→ **What is needed**: Line by line, print the records exactly.

→ **Extracted data**:
+++

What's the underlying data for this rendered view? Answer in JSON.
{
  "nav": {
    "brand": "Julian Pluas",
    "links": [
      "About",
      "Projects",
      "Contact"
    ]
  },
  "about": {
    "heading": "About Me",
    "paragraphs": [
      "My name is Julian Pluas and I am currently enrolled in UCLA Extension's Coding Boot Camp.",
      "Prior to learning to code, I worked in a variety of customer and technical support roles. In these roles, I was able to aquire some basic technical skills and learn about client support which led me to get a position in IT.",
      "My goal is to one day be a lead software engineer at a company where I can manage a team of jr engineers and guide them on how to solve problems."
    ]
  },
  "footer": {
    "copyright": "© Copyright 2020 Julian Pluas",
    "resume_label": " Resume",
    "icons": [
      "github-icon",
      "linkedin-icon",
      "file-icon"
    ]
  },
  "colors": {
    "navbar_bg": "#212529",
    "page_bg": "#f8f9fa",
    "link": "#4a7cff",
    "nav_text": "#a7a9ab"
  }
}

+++

→ **Response**:
What's the underlying data for this rendered view? Answer in JSON.
{
  "nav": {
    "brand": "Julian Pluas",
    "links": [
      "About",
      "Projects",
      "Contact"
    ]
  },
  "about": {
    "heading": "About Me",
    "paragraphs": [
      "My name is Julian Pluas and I am currently enrolled in UCLA Extension's Coding Boot Camp.",
      "Prior to learning to code, I worked in a variety of customer and technical support roles. In these roles, I was able to aquire some basic technical skills and learn about client support which led me to get a position in IT.",
      "My goal is to one day be a lead software engineer at a company where I can manage a team of jr engineers and guide them on how to solve problems."
    ]
  },
  "footer": {
    "copyright": "© Copyright 2020 Julian Pluas",
    "resume_label": " Resume",
    "icons": [
      "github-icon",
      "linkedin-icon",
      "file-icon"
    ]
  },
  "colors": {
    "navbar_bg": "#212529",
    "page_bg": "#f8f9fa",
    "link": "#4a7cff",
    "nav_text": "#a7a9ab"
  }
}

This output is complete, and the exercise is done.